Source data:
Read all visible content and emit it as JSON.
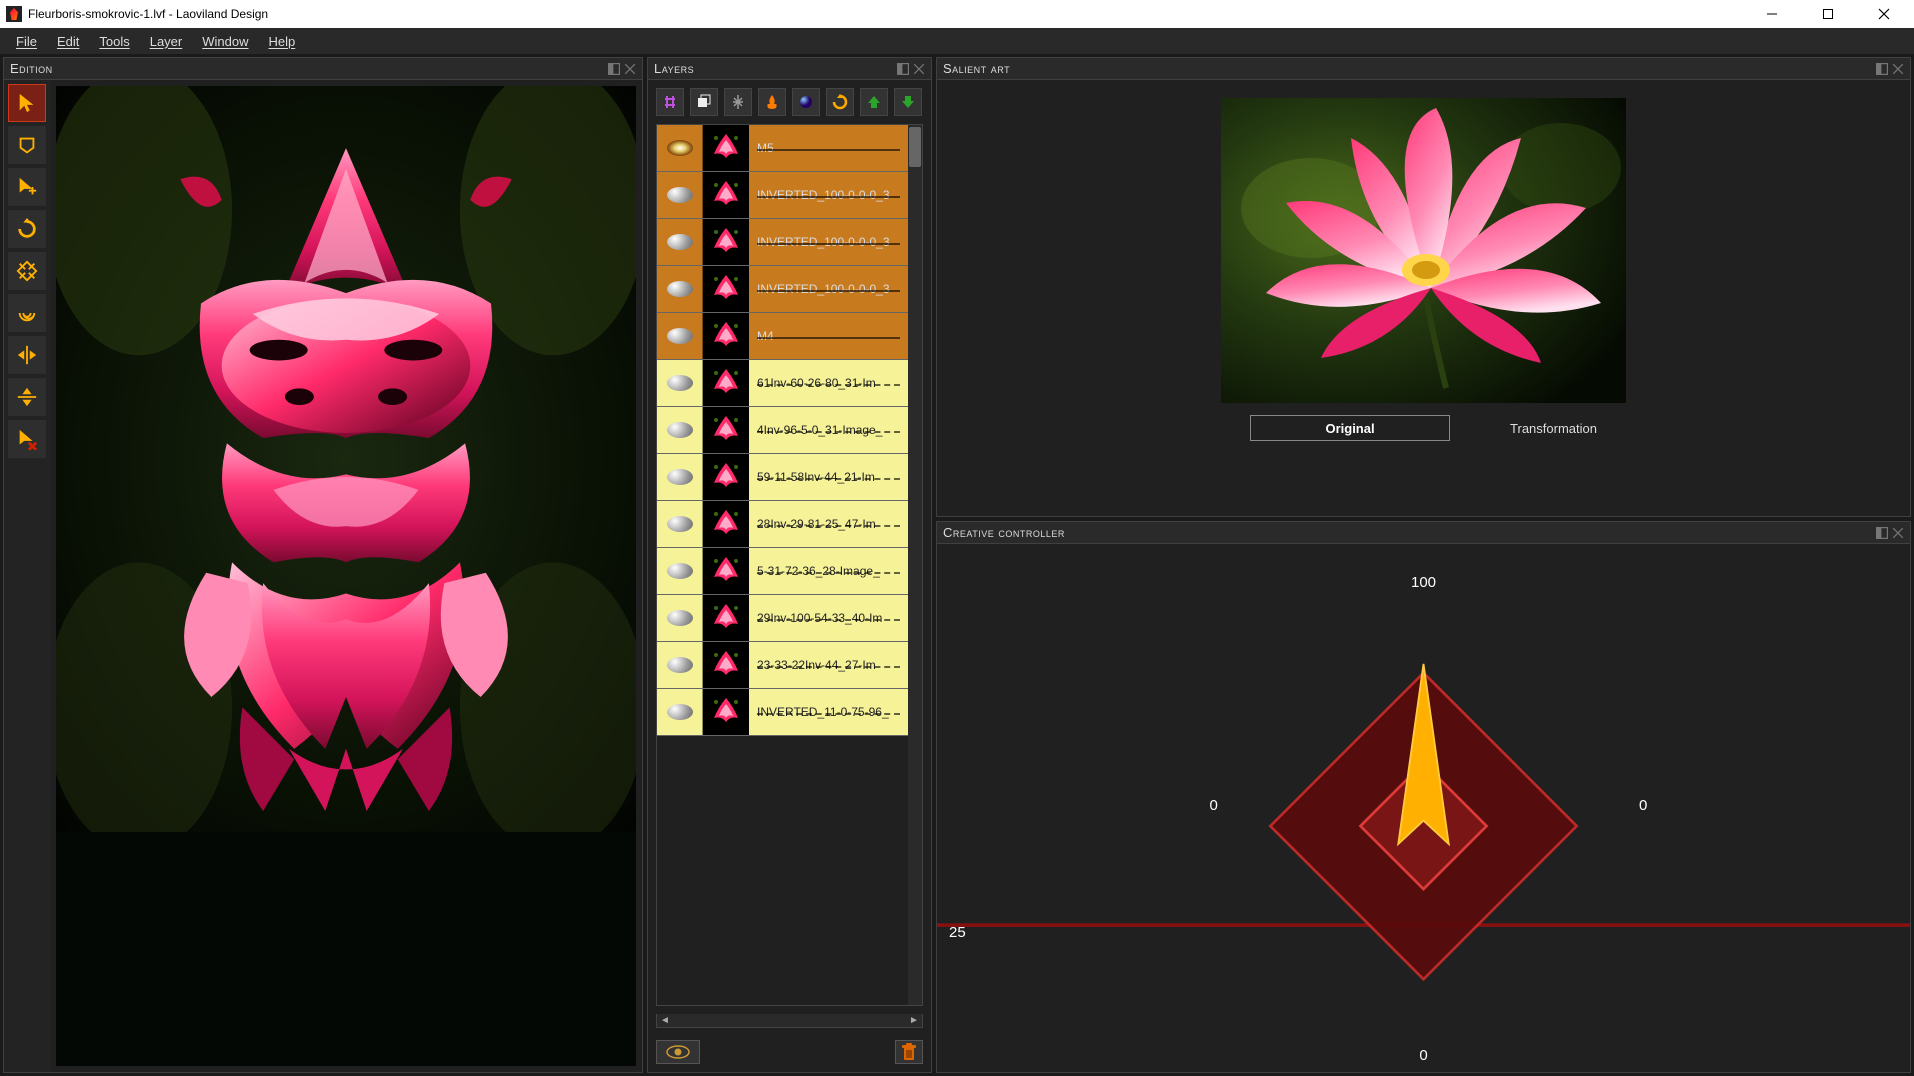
{
  "window": {
    "title": "Fleurboris-smokrovic-1.lvf - Laoviland Design"
  },
  "menu": {
    "file": "File",
    "edit": "Edit",
    "tools": "Tools",
    "layer": "Layer",
    "window": "Window",
    "help": "Help"
  },
  "panels": {
    "edition": {
      "title": "Edition"
    },
    "layers": {
      "title": "Layers"
    },
    "salient": {
      "title": "Salient art"
    },
    "creative": {
      "title": "Creative controller"
    }
  },
  "tools": [
    {
      "name": "select-tool",
      "active": true
    },
    {
      "name": "lasso-tool",
      "active": false
    },
    {
      "name": "move-tool",
      "active": false
    },
    {
      "name": "rotate-tool",
      "active": false
    },
    {
      "name": "scale-tool",
      "active": false
    },
    {
      "name": "swirl-tool",
      "active": false
    },
    {
      "name": "flip-h-tool",
      "active": false
    },
    {
      "name": "flip-v-tool",
      "active": false
    },
    {
      "name": "delete-point-tool",
      "active": false
    }
  ],
  "layer_toolbar": [
    {
      "name": "hash-icon",
      "color": "#b040d0"
    },
    {
      "name": "duplicate-icon",
      "color": "#eee"
    },
    {
      "name": "merge-icon",
      "color": "#888"
    },
    {
      "name": "flame-icon",
      "color": "#ff7a00"
    },
    {
      "name": "sphere-icon",
      "color": "#3a7aff"
    },
    {
      "name": "reload-icon",
      "color": "#ffaa00"
    },
    {
      "name": "arrow-up-icon",
      "color": "#2aa52a"
    },
    {
      "name": "arrow-down-icon",
      "color": "#2aa52a"
    }
  ],
  "layers_list": [
    {
      "label": "M5",
      "style": "orange",
      "eye": true
    },
    {
      "label": "INVERTED_100-0-0-0_3",
      "style": "orange",
      "eye": false
    },
    {
      "label": "INVERTED_100-0-0-0_3",
      "style": "orange",
      "eye": false
    },
    {
      "label": "INVERTED_100-0-0-0_3",
      "style": "orange",
      "eye": false
    },
    {
      "label": "M4",
      "style": "orange",
      "eye": false
    },
    {
      "label": "61Inv-60-26-80_31-Im",
      "style": "yellow",
      "eye": false
    },
    {
      "label": "4Inv-96-5-0_31-Image_",
      "style": "yellow",
      "eye": false
    },
    {
      "label": "59-11-58Inv-44_21-Im",
      "style": "yellow",
      "eye": false
    },
    {
      "label": "28Inv-29-81-25_47-Im",
      "style": "yellow",
      "eye": false
    },
    {
      "label": "5-31-72-36_28-Image_",
      "style": "yellow",
      "eye": false
    },
    {
      "label": "29Inv-100-54-33_40-Im",
      "style": "yellow",
      "eye": false
    },
    {
      "label": "23-33-22Inv-44_27-Im",
      "style": "yellow",
      "eye": false
    },
    {
      "label": "INVERTED_11-0-75-96_",
      "style": "yellow",
      "eye": false
    }
  ],
  "salient_tabs": {
    "original": "Original",
    "transformation": "Transformation"
  },
  "creative_values": {
    "top": "100",
    "left": "0",
    "right": "0",
    "bottom": "0",
    "far_left": "25"
  }
}
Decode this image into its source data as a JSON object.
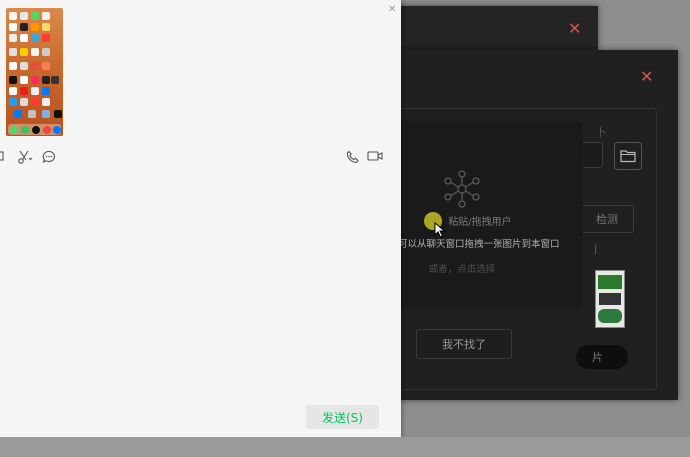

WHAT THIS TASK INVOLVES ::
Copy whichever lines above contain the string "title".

EXPECTED OUTPUT ::
    "title": "Fleurboris-smokrovic-1.lvf - Laoviland Design"
      "title": "Edition"
      "title": "Layers"
      "title": "Salient art"
      "title": "Creative controller"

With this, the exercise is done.